The Hutt
© Copyright roger geach and licensed for reuse under this Creative Commons Licence

At his trial he entered a plea of guilty, but for some reason the judge persuaded him to change his plea to not guilty. The case was heard, with ‘a considerable number of people called’ including Bessie’s mother; the newspapers reported him as being ‘resigned to his fate’. Right up to the time of his death Rotherham said he had no idea what made him commit such a heinous crime. He was visited by the Rev. Dr. Wood prior to the hanging and seemed to show remorse for what had happened.  His fate, however, was sealed and he was hanged on the 28th July 1817 in Nottingham. Some 20,000 people attended the execution, after which his body was given over to a surgeon for dissection and was then interred at St Mary’s churchyard, Nottingham.

Rotherham left a wife, but no children, plus a brother and two sisters. According to the newspapers he had served as a solider for 12 years in the Artillery Corps and had been present in battles in Egypt, Portugal, Spain and France. Apparently on the day of the murder he had drunk 7 pints of ale in Mansfield before walking to the spot where the crime was committed.

Elizabeth was buried on the 10th July 1817 at St James’ parish church, Papplewick. The Lancaster Gazette and General Advertiser of 13th March 1819, a little under two years later, reported that the local community was so shocked by this murder that money was raised to purchase a stone so that her memory would live on.

On Tuesday night a neat monument was erected on Sherwood Forest, on the spot where this unfortunate female was murdered and on which was engraved the following inscription ‘this monument was erected in memory of Elizabeth Sheppard, of Papplewick, who was murdered on this spot by Charles Rotherham on the 7th July 1817 in  the 17th year of her age.

bessie sheppard

The Bessie Sheppard Stone

Was he guilty?

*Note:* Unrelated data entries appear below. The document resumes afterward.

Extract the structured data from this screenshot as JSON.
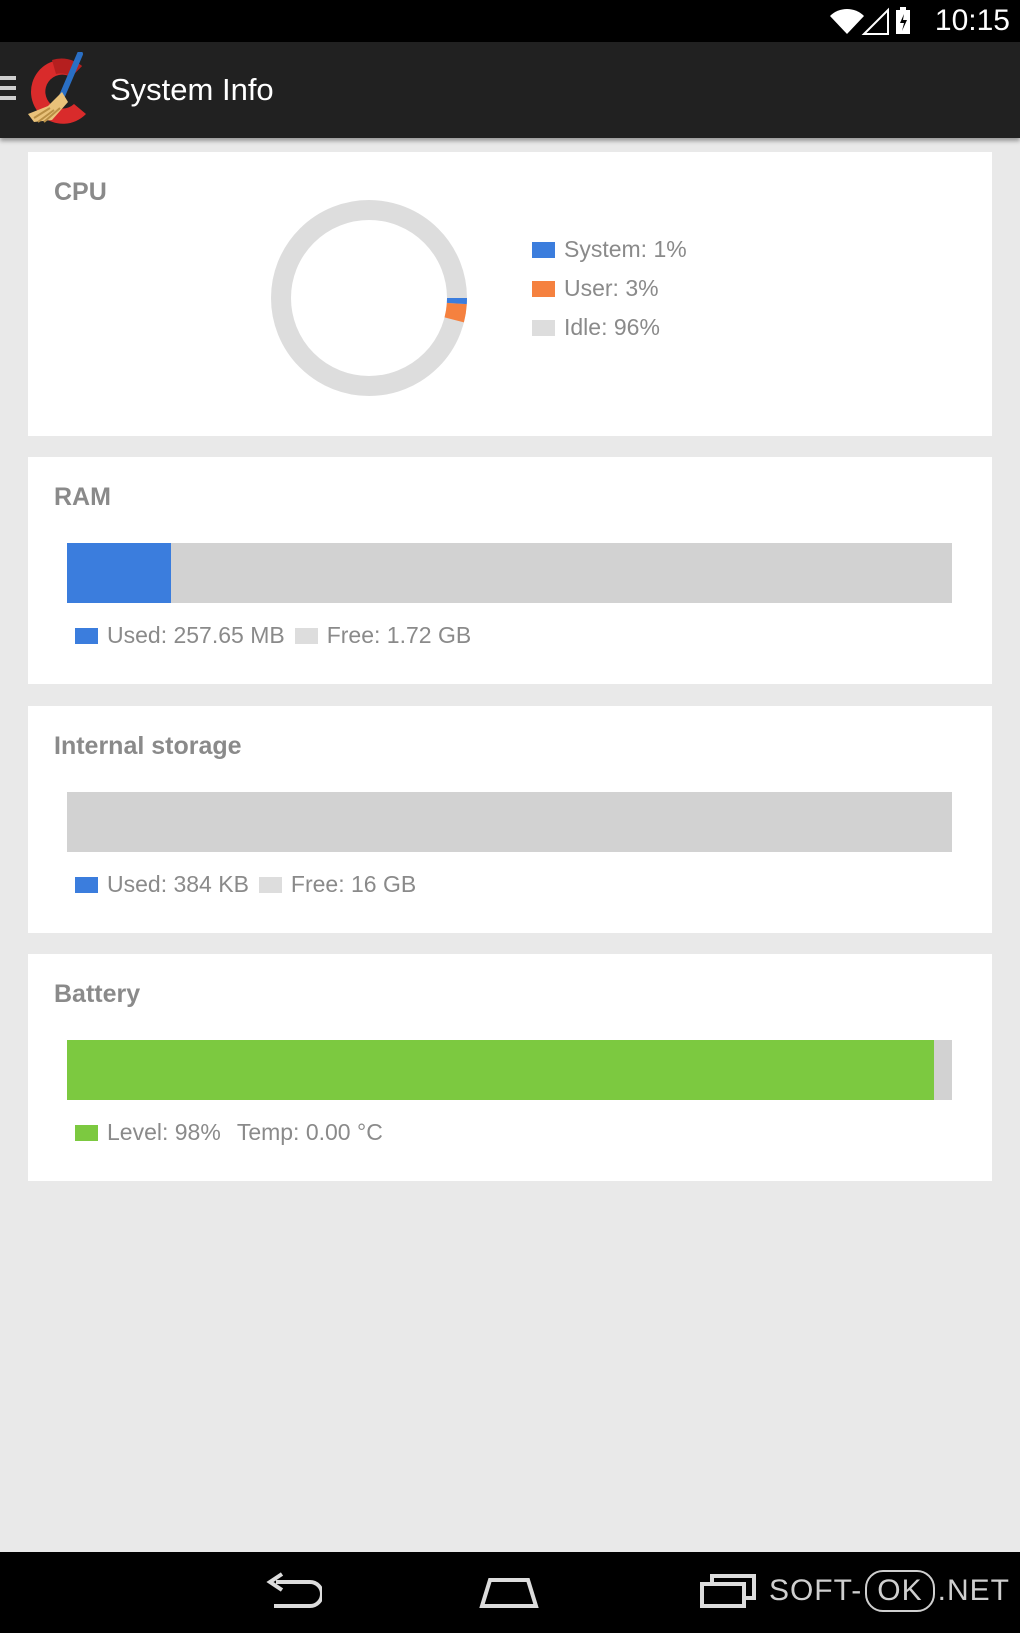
{
  "status_bar": {
    "time": "10:15",
    "icons": [
      "wifi-icon",
      "signal-icon",
      "battery-icon"
    ]
  },
  "action_bar": {
    "title": "System Info",
    "menu_icon": "menu-icon",
    "logo": "ccleaner-logo"
  },
  "cpu": {
    "title": "CPU",
    "legend": [
      {
        "label": "System: 1%",
        "color": "#3b7ddd",
        "value": 1
      },
      {
        "label": "User: 3%",
        "color": "#f5813f",
        "value": 3
      },
      {
        "label": "Idle: 96%",
        "color": "#dddddd",
        "value": 96
      }
    ]
  },
  "ram": {
    "title": "RAM",
    "used_label": "Used: 257.65 MB",
    "free_label": "Free: 1.72 GB",
    "used_fraction": 0.118,
    "used_color": "#3b7ddd",
    "free_color": "#d2d2d2"
  },
  "storage": {
    "title": "Internal storage",
    "used_label": "Used: 384 KB",
    "free_label": "Free: 16 GB",
    "used_fraction": 0.0,
    "used_color": "#3b7ddd",
    "free_color": "#d2d2d2"
  },
  "battery": {
    "title": "Battery",
    "level_label": "Level: 98%",
    "temp_label": "Temp: 0.00 °C",
    "level_fraction": 0.98,
    "level_color": "#7cc940"
  },
  "nav_bar": {
    "buttons": [
      "back-icon",
      "home-icon",
      "recents-icon"
    ]
  },
  "watermark": {
    "left": "SOFT-",
    "middle": "OK",
    "right": ".NET"
  }
}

My view is that despite the evidence he was not guilty, surely if he had just beaten someone to death he would not have simply carried on walking to an inn, with blood stained clothes surely he would have wanted to avoid being seen. Wouldn’t Bessie’s mother have recognized the umbrella? Some reports state that Bessie was travelling from Mansfield towards Nottingham and that Rotherham was travelling towards Mansfield when the incident happened i.e. in the opposite direction, if that were the case, did he change his mind and head back toward Nottingham, if not then he could not have passed Bessie’s mother. It also raises the question as to why people felt compelled to mark her death with the stone, not many murders are marked in such a way.

The story of Bessie’s murder lingers on and there are still reported sightings of her ghost and as I grew up I was always aware of the legend that if the stone were ever moved from that spot that she would appear – to answer your question, no, I never saw her ghost.

 Header image: Papplewick Dam, Nottinghamshire; John Rawson Walker; Nottingham City Museums and Galleries